▶ Information
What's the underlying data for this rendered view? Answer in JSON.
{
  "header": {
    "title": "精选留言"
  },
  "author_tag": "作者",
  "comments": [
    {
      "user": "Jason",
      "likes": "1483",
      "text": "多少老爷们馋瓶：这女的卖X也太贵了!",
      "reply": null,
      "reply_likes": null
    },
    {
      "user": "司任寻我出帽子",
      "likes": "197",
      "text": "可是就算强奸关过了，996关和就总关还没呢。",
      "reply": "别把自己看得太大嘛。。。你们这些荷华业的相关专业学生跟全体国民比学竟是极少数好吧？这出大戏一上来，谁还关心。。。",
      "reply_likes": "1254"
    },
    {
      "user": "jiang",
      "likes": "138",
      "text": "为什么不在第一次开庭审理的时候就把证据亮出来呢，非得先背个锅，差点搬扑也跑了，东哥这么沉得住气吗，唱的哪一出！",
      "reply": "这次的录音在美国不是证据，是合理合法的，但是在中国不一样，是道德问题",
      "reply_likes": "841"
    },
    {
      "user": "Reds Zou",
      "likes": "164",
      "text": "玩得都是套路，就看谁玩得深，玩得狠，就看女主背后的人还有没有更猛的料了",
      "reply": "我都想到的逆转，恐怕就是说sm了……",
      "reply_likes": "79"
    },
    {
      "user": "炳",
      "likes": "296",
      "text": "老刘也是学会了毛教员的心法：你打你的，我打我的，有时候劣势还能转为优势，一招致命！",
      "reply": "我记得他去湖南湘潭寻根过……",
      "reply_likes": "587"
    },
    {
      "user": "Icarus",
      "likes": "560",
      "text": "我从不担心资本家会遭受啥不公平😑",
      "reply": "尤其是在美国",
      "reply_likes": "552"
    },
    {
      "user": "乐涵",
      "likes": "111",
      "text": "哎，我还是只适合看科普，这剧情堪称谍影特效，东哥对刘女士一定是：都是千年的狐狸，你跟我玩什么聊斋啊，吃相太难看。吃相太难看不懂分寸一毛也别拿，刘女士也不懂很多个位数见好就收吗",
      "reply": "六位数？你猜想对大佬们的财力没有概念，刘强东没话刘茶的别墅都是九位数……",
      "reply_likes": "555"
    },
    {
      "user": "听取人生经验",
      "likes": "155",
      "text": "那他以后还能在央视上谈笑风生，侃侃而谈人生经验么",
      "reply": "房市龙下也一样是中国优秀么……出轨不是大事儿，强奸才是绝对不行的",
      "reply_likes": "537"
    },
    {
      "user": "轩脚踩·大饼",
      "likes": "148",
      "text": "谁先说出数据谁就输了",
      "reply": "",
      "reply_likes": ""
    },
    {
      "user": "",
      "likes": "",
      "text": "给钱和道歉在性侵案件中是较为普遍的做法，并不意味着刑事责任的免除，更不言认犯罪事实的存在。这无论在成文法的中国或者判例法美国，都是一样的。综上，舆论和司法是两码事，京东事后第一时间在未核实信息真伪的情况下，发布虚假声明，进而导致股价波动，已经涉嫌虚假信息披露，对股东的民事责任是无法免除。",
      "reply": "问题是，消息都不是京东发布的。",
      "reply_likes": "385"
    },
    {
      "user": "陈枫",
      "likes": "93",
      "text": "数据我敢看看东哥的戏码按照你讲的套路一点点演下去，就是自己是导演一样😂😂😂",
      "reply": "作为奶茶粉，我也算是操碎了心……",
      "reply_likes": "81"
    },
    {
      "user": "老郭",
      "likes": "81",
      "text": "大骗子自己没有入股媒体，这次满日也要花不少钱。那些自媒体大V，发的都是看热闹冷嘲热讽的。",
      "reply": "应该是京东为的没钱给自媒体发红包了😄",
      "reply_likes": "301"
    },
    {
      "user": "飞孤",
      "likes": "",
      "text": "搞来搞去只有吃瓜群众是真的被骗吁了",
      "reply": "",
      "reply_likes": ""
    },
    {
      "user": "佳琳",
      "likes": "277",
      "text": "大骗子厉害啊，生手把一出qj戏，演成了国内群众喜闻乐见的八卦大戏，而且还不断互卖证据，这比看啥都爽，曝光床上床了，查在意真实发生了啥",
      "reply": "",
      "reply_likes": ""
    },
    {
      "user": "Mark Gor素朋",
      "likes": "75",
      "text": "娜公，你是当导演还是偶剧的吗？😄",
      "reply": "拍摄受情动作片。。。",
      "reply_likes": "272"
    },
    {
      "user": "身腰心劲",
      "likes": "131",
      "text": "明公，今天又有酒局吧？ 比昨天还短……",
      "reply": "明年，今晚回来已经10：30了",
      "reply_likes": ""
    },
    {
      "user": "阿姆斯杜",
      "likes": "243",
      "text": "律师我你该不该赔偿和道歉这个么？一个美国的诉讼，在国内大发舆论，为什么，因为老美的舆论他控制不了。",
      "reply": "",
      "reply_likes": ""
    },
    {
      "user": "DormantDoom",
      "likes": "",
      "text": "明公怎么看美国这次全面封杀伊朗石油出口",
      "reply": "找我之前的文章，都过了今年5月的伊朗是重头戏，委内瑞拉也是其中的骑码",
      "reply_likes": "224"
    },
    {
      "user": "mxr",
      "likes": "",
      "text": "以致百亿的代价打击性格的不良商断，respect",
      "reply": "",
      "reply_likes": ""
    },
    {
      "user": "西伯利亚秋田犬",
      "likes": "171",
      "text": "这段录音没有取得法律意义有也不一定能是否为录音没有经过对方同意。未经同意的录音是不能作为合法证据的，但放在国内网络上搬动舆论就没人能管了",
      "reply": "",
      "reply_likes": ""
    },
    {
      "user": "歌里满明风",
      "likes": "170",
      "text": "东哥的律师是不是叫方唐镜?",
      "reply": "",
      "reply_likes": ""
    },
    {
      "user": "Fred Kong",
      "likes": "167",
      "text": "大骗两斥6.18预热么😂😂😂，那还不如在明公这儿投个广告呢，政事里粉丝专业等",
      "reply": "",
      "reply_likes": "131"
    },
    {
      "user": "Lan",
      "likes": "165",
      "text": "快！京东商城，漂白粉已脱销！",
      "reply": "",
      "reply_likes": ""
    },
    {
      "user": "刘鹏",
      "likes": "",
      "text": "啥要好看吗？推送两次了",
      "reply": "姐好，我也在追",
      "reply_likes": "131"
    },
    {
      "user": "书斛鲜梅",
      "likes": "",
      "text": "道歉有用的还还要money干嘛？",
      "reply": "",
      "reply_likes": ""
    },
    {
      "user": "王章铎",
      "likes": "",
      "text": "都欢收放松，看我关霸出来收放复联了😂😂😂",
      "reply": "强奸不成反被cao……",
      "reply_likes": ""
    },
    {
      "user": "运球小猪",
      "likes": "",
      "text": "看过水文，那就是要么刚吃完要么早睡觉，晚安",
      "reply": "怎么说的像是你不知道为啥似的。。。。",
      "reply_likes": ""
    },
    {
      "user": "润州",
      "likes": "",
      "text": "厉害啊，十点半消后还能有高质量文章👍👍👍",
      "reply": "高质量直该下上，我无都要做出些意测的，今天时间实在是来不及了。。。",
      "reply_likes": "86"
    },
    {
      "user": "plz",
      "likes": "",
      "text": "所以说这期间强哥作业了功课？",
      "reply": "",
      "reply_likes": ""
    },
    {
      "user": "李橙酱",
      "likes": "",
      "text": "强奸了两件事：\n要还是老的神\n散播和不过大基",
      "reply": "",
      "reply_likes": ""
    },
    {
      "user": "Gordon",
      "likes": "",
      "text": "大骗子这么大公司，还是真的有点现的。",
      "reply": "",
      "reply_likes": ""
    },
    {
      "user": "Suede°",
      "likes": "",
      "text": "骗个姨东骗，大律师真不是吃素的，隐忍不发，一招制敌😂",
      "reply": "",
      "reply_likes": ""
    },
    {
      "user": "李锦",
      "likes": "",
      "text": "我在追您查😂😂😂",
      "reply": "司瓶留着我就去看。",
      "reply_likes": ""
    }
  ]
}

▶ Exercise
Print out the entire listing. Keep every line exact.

▶ Task solution
What's the underlying data for this rendered view? Answer in JSON.
{
  "header": {
    "title": "精选留言"
  },
  "author_tag": "作者",
  "comments": [
    {
      "user": "Jason",
      "likes": "1483",
      "text": "多少老爷们馋瓶：这女的卖X也太贵了!",
      "reply": null,
      "reply_likes": null
    },
    {
      "user": "司任寻我出帽子",
      "likes": "197",
      "text": "可是就算强奸关过了，996关和就总关还没呢。",
      "reply": "别把自己看得太大嘛。。。你们这些荷华业的相关专业学生跟全体国民比学竟是极少数好吧？这出大戏一上来，谁还关心。。。",
      "reply_likes": "1254"
    },
    {
      "user": "jiang",
      "likes": "138",
      "text": "为什么不在第一次开庭审理的时候就把证据亮出来呢，非得先背个锅，差点搬扑也跑了，东哥这么沉得住气吗，唱的哪一出！",
      "reply": "这次的录音在美国不是证据，是合理合法的，但是在中国不一样，是道德问题",
      "reply_likes": "841"
    },
    {
      "user": "Reds Zou",
      "likes": "164",
      "text": "玩得都是套路，就看谁玩得深，玩得狠，就看女主背后的人还有没有更猛的料了",
      "reply": "我都想到的逆转，恐怕就是说sm了……",
      "reply_likes": "79"
    },
    {
      "user": "炳",
      "likes": "296",
      "text": "老刘也是学会了毛教员的心法：你打你的，我打我的，有时候劣势还能转为优势，一招致命！",
      "reply": "我记得他去湖南湘潭寻根过……",
      "reply_likes": "587"
    },
    {
      "user": "Icarus",
      "likes": "560",
      "text": "我从不担心资本家会遭受啥不公平😑",
      "reply": "尤其是在美国",
      "reply_likes": "552"
    },
    {
      "user": "乐涵",
      "likes": "111",
      "text": "哎，我还是只适合看科普，这剧情堪称谍影特效，东哥对刘女士一定是：都是千年的狐狸，你跟我玩什么聊斋啊，吃相太难看。吃相太难看不懂分寸一毛也别拿，刘女士也不懂很多个位数见好就收吗",
      "reply": "六位数？你猜想对大佬们的财力没有概念，刘强东没话刘茶的别墅都是九位数……",
      "reply_likes": "555"
    },
    {
      "user": "听取人生经验",
      "likes": "155",
      "text": "那他以后还能在央视上谈笑风生，侃侃而谈人生经验么",
      "reply": "房市龙下也一样是中国优秀么……出轨不是大事儿，强奸才是绝对不行的",
      "reply_likes": "537"
    },
    {
      "user": "轩脚踩·大饼",
      "likes": "148",
      "text": "谁先说出数据谁就输了",
      "reply": "",
      "reply_likes": ""
    },
    {
      "user": "",
      "likes": "",
      "text": "给钱和道歉在性侵案件中是较为普遍的做法，并不意味着刑事责任的免除，更不言认犯罪事实的存在。这无论在成文法的中国或者判例法美国，都是一样的。综上，舆论和司法是两码事，京东事后第一时间在未核实信息真伪的情况下，发布虚假声明，进而导致股价波动，已经涉嫌虚假信息披露，对股东的民事责任是无法免除。",
      "reply": "问题是，消息都不是京东发布的。",
      "reply_likes": "385"
    },
    {
      "user": "陈枫",
      "likes": "93",
      "text": "数据我敢看看东哥的戏码按照你讲的套路一点点演下去，就是自己是导演一样😂😂😂",
      "reply": "作为奶茶粉，我也算是操碎了心……",
      "reply_likes": "81"
    },
    {
      "user": "老郭",
      "likes": "81",
      "text": "大骗子自己没有入股媒体，这次满日也要花不少钱。那些自媒体大V，发的都是看热闹冷嘲热讽的。",
      "reply": "应该是京东为的没钱给自媒体发红包了😄",
      "reply_likes": "301"
    },
    {
      "user": "飞孤",
      "likes": "",
      "text": "搞来搞去只有吃瓜群众是真的被骗吁了",
      "reply": "",
      "reply_likes": ""
    },
    {
      "user": "佳琳",
      "likes": "277",
      "text": "大骗子厉害啊，生手把一出qj戏，演成了国内群众喜闻乐见的八卦大戏，而且还不断互卖证据，这比看啥都爽，曝光床上床了，查在意真实发生了啥",
      "reply": "",
      "reply_likes": ""
    },
    {
      "user": "Mark Gor素朋",
      "likes": "75",
      "text": "娜公，你是当导演还是偶剧的吗？😄",
      "reply": "拍摄受情动作片。。。",
      "reply_likes": "272"
    },
    {
      "user": "身腰心劲",
      "likes": "131",
      "text": "明公，今天又有酒局吧？ 比昨天还短……",
      "reply": "明年，今晚回来已经10：30了",
      "reply_likes": ""
    },
    {
      "user": "阿姆斯杜",
      "likes": "243",
      "text": "律师我你该不该赔偿和道歉这个么？一个美国的诉讼，在国内大发舆论，为什么，因为老美的舆论他控制不了。",
      "reply": "",
      "reply_likes": ""
    },
    {
      "user": "DormantDoom",
      "likes": "",
      "text": "明公怎么看美国这次全面封杀伊朗石油出口",
      "reply": "找我之前的文章，都过了今年5月的伊朗是重头戏，委内瑞拉也是其中的骑码",
      "reply_likes": "224"
    },
    {
      "user": "mxr",
      "likes": "",
      "text": "以致百亿的代价打击性格的不良商断，respect",
      "reply": "",
      "reply_likes": ""
    },
    {
      "user": "西伯利亚秋田犬",
      "likes": "171",
      "text": "这段录音没有取得法律意义有也不一定能是否为录音没有经过对方同意。未经同意的录音是不能作为合法证据的，但放在国内网络上搬动舆论就没人能管了",
      "reply": "",
      "reply_likes": ""
    },
    {
      "user": "歌里满明风",
      "likes": "170",
      "text": "东哥的律师是不是叫方唐镜?",
      "reply": "",
      "reply_likes": ""
    },
    {
      "user": "Fred Kong",
      "likes": "167",
      "text": "大骗两斥6.18预热么😂😂😂，那还不如在明公这儿投个广告呢，政事里粉丝专业等",
      "reply": "",
      "reply_likes": "131"
    },
    {
      "user": "Lan",
      "likes": "165",
      "text": "快！京东商城，漂白粉已脱销！",
      "reply": "",
      "reply_likes": ""
    },
    {
      "user": "刘鹏",
      "likes": "",
      "text": "啥要好看吗？推送两次了",
      "reply": "姐好，我也在追",
      "reply_likes": "131"
    },
    {
      "user": "书斛鲜梅",
      "likes": "",
      "text": "道歉有用的还还要money干嘛？",
      "reply": "",
      "reply_likes": ""
    },
    {
      "user": "王章铎",
      "likes": "",
      "text": "都欢收放松，看我关霸出来收放复联了😂😂😂",
      "reply": "强奸不成反被cao……",
      "reply_likes": ""
    },
    {
      "user": "运球小猪",
      "likes": "",
      "text": "看过水文，那就是要么刚吃完要么早睡觉，晚安",
      "reply": "怎么说的像是你不知道为啥似的。。。。",
      "reply_likes": ""
    },
    {
      "user": "润州",
      "likes": "",
      "text": "厉害啊，十点半消后还能有高质量文章👍👍👍",
      "reply": "高质量直该下上，我无都要做出些意测的，今天时间实在是来不及了。。。",
      "reply_likes": "86"
    },
    {
      "user": "plz",
      "likes": "",
      "text": "所以说这期间强哥作业了功课？",
      "reply": "",
      "reply_likes": ""
    },
    {
      "user": "李橙酱",
      "likes": "",
      "text": "强奸了两件事：\n要还是老的神\n散播和不过大基",
      "reply": "",
      "reply_likes": ""
    },
    {
      "user": "Gordon",
      "likes": "",
      "text": "大骗子这么大公司，还是真的有点现的。",
      "reply": "",
      "reply_likes": ""
    },
    {
      "user": "Suede°",
      "likes": "",
      "text": "骗个姨东骗，大律师真不是吃素的，隐忍不发，一招制敌😂",
      "reply": "",
      "reply_likes": ""
    },
    {
      "user": "李锦",
      "likes": "",
      "text": "我在追您查😂😂😂",
      "reply": "司瓶留着我就去看。",
      "reply_likes": ""
    }
  ]
}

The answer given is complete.